The Pew survey employs a “feeling thermometer” to measure how Americans feel about religious groups. Consistent with previous Pew surveys, the methodology is sound. But the commentary by reporters and pundits on its findings has been mostly a summation of the results, seriously lacking in analysis.
Its most basic finding is that Americans are feeling warmer about religious groups today than they were in 2014. That is a positive sign. Jews and Catholics are at the top of the thermometer readings (67 and 66, respectively); atheists and Muslims are at the bottom (50 and 48, respectively). Among the four age groups that were surveyed, only Catholics were rated in the top three religious groups across the board.

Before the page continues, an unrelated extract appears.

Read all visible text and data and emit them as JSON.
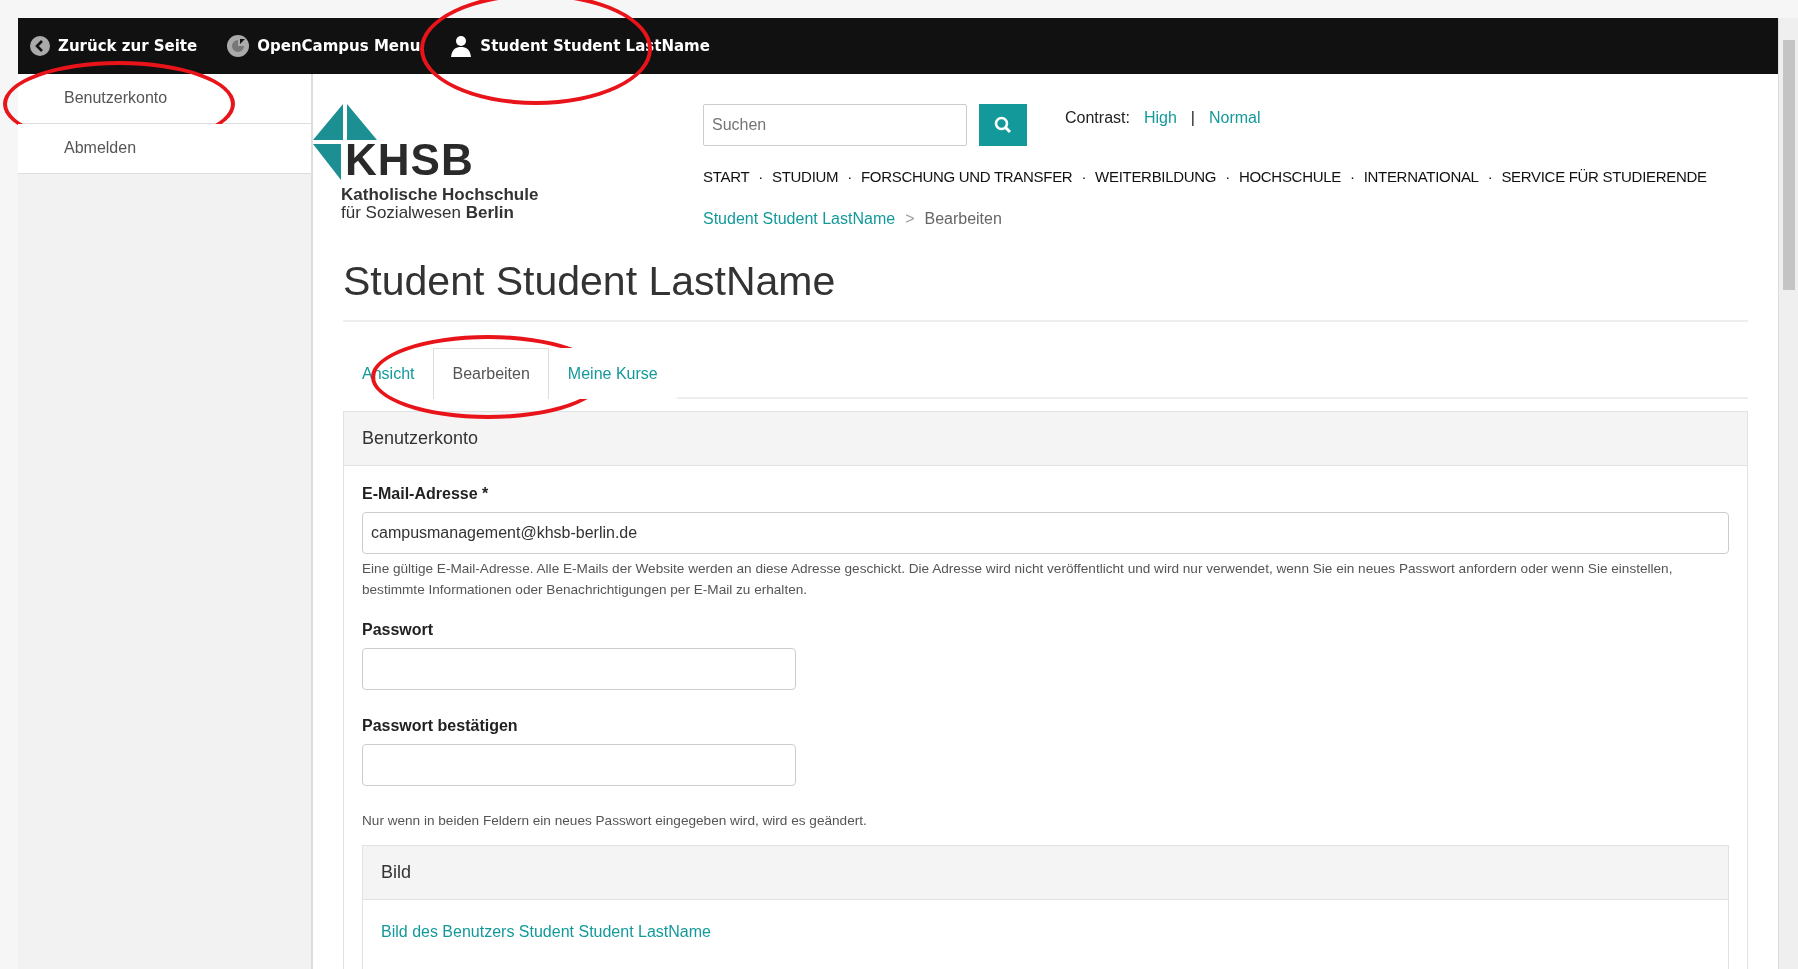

Why Catholics are looked upon so favorably was not addressed. From the vantage of the Catholic League, this finding means there is a huge gap between the public’s perception of Catholics and the perception that is projected by the cultural elite. To be specific, no religious group is insulted by Hollywood more than Catholics, whether on TV or in the movies. Indeed, if we were to include all demographic groups—from gays to the working class—Catholics would still be the most negatively portrayed group on the tube and on the screen.
On the surface the Pew survey is good news. It suggests that most people make their determinations about religious groups independent of Hollywood’s influence. But it is important to keep in mind that the survey did not measure feelings toward priests—they are almost uniformly portrayed in a vile way—nor did it measure feelings toward the institution of the Catholic Church (also the subject of relentless disparagement).
It is not surprising that atheists are the least fond of evangelical Christians (they merit a score of 29), and are much more embracing of Buddhists and Hindus (68 and 60, respectively). After all, evangelicals are perceived as taking their Christianity seriously, providing a ripe target for many atheists.
What are we to make of the fact that young people (18-29), unlike the other three older groups, have the most positive feelings about Buddhists (66) and Hindus (tied with Catholics at 64)? They rank them higher than evangelical Christians, Mormons, Jews, Muslims, atheists, and mainline Protestants.
The survey found that knowing someone from a different religion increases the likelihood of having a positive response about that religion. But this does not explain why young people hold Buddhists and Hindus in such high regard: only 22 percent of them say they know a Buddhist person and only 21 percent know a Hindu. Moreover, they know someone from all the other categories more than Buddhists and Hindus. Therefore, having an association with those of another religion does not explain why young people feel so positively about those of an Eastern religion.
One possible answer is multiculturalism. Young people have been subjected to hours of lectures on different cultures and religions, and a significant part of that experience yields a much more negative appraisal of Western civilization than Eastern civilization. Just examine the textbooks used in the schools.
If this analysis is correct, there is nothing to cheer about. Young people’s perceptions of Buddhists and Hindus may have more to do with being indoctrinated with political correctness than any other factor.
The survey raises interesting questions. Too bad most commentators have been decidedly incurious about them.